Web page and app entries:
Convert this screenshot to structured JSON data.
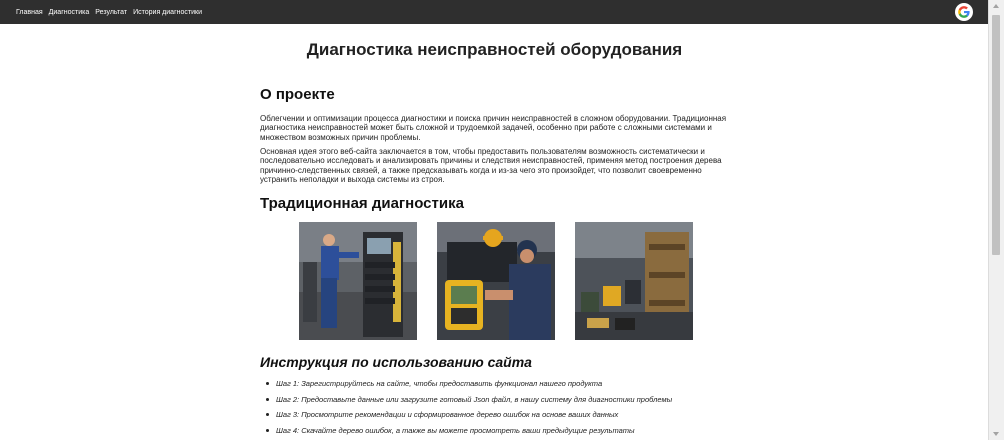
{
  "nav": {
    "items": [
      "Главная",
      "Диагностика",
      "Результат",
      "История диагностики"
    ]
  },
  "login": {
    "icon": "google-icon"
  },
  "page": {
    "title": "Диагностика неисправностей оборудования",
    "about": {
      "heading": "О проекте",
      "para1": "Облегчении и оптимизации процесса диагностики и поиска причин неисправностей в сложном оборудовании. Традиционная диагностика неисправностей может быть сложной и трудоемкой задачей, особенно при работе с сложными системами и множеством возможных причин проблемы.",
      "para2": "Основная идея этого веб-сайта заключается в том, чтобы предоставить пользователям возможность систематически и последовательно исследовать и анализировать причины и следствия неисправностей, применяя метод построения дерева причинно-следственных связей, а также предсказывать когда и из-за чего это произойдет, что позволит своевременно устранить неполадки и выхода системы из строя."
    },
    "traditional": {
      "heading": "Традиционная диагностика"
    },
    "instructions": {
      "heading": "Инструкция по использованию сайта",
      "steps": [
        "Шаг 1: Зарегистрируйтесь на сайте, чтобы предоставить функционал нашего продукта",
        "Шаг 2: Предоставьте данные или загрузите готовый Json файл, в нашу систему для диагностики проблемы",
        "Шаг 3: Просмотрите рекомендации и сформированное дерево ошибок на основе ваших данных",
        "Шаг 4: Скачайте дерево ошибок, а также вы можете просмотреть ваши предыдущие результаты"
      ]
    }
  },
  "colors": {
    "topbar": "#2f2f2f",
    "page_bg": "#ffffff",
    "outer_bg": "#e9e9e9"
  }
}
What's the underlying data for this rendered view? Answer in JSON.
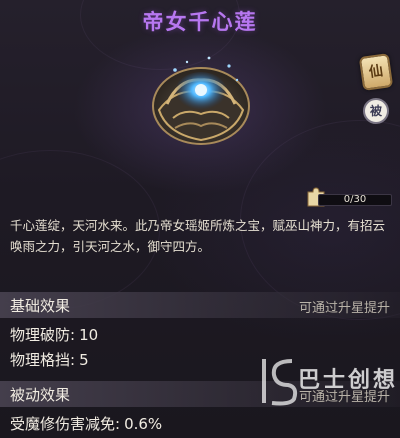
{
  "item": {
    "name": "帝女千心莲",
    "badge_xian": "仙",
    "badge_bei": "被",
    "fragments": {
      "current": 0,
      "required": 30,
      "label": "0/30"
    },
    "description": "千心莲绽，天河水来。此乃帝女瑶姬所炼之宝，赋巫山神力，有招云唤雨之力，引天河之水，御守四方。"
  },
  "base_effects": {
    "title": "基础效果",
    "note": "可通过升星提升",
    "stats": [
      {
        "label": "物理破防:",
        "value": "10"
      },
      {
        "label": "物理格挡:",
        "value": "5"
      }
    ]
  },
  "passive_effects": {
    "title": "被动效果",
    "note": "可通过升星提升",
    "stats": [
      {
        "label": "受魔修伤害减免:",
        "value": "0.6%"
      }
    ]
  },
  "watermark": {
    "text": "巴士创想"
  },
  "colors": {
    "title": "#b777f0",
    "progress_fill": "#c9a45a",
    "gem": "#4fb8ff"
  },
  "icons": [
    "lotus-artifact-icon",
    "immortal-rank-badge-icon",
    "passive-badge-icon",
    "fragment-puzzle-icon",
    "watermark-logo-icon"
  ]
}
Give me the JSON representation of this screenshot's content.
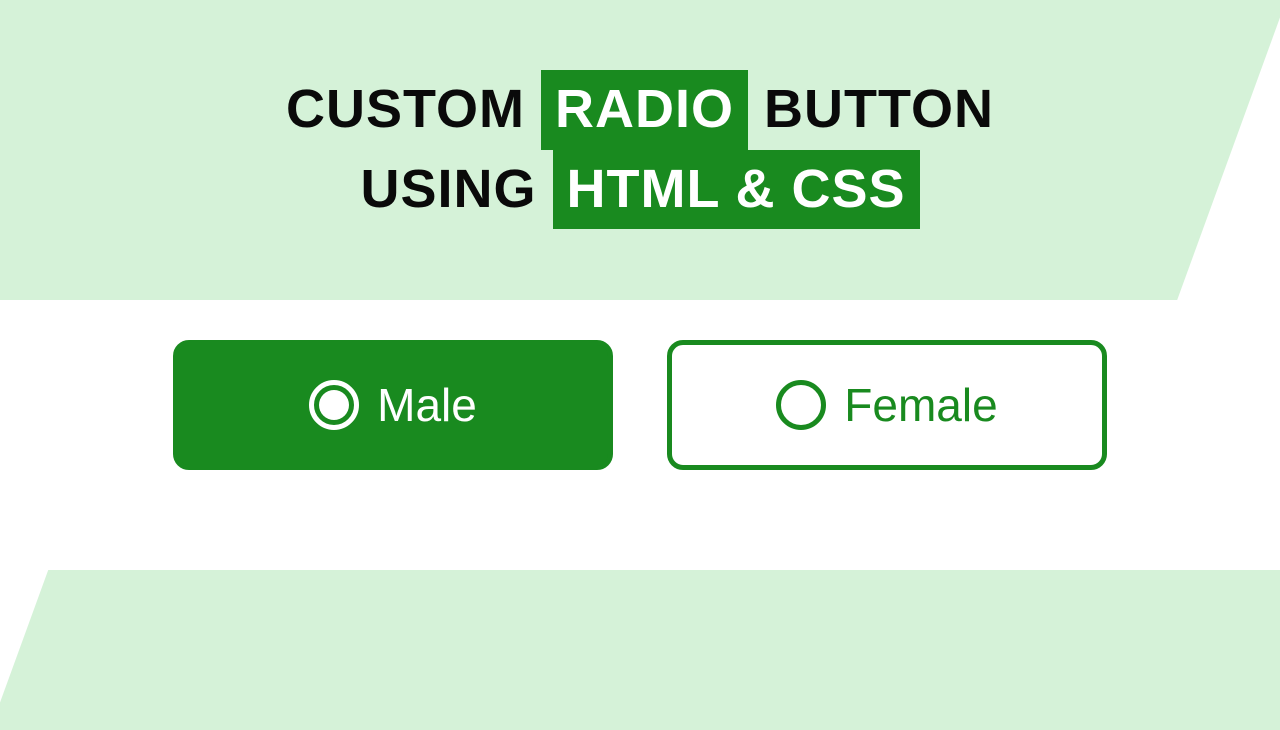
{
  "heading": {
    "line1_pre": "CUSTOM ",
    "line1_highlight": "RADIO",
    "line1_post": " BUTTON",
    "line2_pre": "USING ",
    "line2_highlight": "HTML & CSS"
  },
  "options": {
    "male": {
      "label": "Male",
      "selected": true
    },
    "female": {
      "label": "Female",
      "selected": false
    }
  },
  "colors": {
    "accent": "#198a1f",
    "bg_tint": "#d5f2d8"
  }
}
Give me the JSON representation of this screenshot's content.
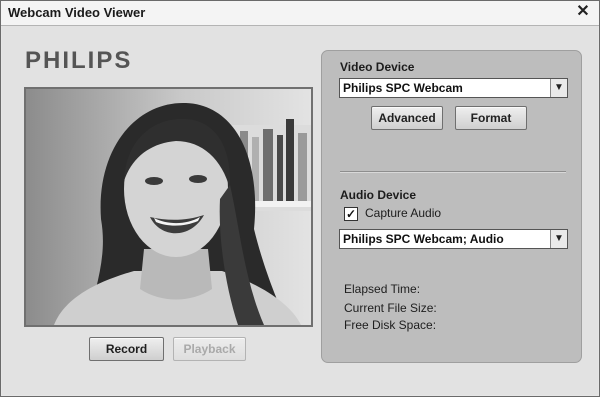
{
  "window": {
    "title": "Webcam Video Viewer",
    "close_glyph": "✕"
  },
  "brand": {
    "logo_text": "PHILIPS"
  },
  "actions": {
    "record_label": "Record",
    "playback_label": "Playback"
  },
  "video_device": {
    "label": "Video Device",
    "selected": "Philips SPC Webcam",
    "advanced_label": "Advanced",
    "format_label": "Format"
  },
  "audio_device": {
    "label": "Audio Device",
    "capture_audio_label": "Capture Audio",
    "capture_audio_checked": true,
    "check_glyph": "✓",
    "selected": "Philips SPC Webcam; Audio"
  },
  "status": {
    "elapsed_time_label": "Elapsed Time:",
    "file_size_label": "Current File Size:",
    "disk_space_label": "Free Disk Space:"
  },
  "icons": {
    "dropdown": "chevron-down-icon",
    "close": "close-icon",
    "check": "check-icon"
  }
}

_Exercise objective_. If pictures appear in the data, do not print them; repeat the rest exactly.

_Answer to this problem_.
Convert this screenshot to structured JSON data.
{
  "nav": {
    "items": [
      "Главная",
      "Диагностика",
      "Результат",
      "История диагностики"
    ]
  },
  "login": {
    "icon": "google-icon"
  },
  "page": {
    "title": "Диагностика неисправностей оборудования",
    "about": {
      "heading": "О проекте",
      "para1": "Облегчении и оптимизации процесса диагностики и поиска причин неисправностей в сложном оборудовании. Традиционная диагностика неисправностей может быть сложной и трудоемкой задачей, особенно при работе с сложными системами и множеством возможных причин проблемы.",
      "para2": "Основная идея этого веб-сайта заключается в том, чтобы предоставить пользователям возможность систематически и последовательно исследовать и анализировать причины и следствия неисправностей, применяя метод построения дерева причинно-следственных связей, а также предсказывать когда и из-за чего это произойдет, что позволит своевременно устранить неполадки и выхода системы из строя."
    },
    "traditional": {
      "heading": "Традиционная диагностика"
    },
    "instructions": {
      "heading": "Инструкция по использованию сайта",
      "steps": [
        "Шаг 1: Зарегистрируйтесь на сайте, чтобы предоставить функционал нашего продукта",
        "Шаг 2: Предоставьте данные или загрузите готовый Json файл, в нашу систему для диагностики проблемы",
        "Шаг 3: Просмотрите рекомендации и сформированное дерево ошибок на основе ваших данных",
        "Шаг 4: Скачайте дерево ошибок, а также вы можете просмотреть ваши предыдущие результаты"
      ]
    }
  },
  "colors": {
    "topbar": "#2f2f2f",
    "page_bg": "#ffffff",
    "outer_bg": "#e9e9e9"
  }
}
What's the underlying data for this rendered view? Answer in JSON.
{
  "item": {
    "name": "帝女千心莲",
    "badge_xian": "仙",
    "badge_bei": "被",
    "fragments": {
      "current": 0,
      "required": 30,
      "label": "0/30"
    },
    "description": "千心莲绽，天河水来。此乃帝女瑶姬所炼之宝，赋巫山神力，有招云唤雨之力，引天河之水，御守四方。"
  },
  "base_effects": {
    "title": "基础效果",
    "note": "可通过升星提升",
    "stats": [
      {
        "label": "物理破防:",
        "value": "10"
      },
      {
        "label": "物理格挡:",
        "value": "5"
      }
    ]
  },
  "passive_effects": {
    "title": "被动效果",
    "note": "可通过升星提升",
    "stats": [
      {
        "label": "受魔修伤害减免:",
        "value": "0.6%"
      }
    ]
  },
  "watermark": {
    "text": "巴士创想"
  },
  "colors": {
    "title": "#b777f0",
    "progress_fill": "#c9a45a",
    "gem": "#4fb8ff"
  },
  "icons": [
    "lotus-artifact-icon",
    "immortal-rank-badge-icon",
    "passive-badge-icon",
    "fragment-puzzle-icon",
    "watermark-logo-icon"
  ]
}
Give me the JSON representation of this screenshot's content.
{
  "heading": {
    "line1_pre": "CUSTOM ",
    "line1_highlight": "RADIO",
    "line1_post": " BUTTON",
    "line2_pre": "USING ",
    "line2_highlight": "HTML & CSS"
  },
  "options": {
    "male": {
      "label": "Male",
      "selected": true
    },
    "female": {
      "label": "Female",
      "selected": false
    }
  },
  "colors": {
    "accent": "#198a1f",
    "bg_tint": "#d5f2d8"
  }
}
Give me the JSON representation of this screenshot's content.
{
  "window": {
    "title": "Webcam Video Viewer",
    "close_glyph": "✕"
  },
  "brand": {
    "logo_text": "PHILIPS"
  },
  "actions": {
    "record_label": "Record",
    "playback_label": "Playback"
  },
  "video_device": {
    "label": "Video Device",
    "selected": "Philips SPC Webcam",
    "advanced_label": "Advanced",
    "format_label": "Format"
  },
  "audio_device": {
    "label": "Audio Device",
    "capture_audio_label": "Capture Audio",
    "capture_audio_checked": true,
    "check_glyph": "✓",
    "selected": "Philips SPC Webcam; Audio"
  },
  "status": {
    "elapsed_time_label": "Elapsed Time:",
    "file_size_label": "Current File Size:",
    "disk_space_label": "Free Disk Space:"
  },
  "icons": {
    "dropdown": "chevron-down-icon",
    "close": "close-icon",
    "check": "check-icon"
  }
}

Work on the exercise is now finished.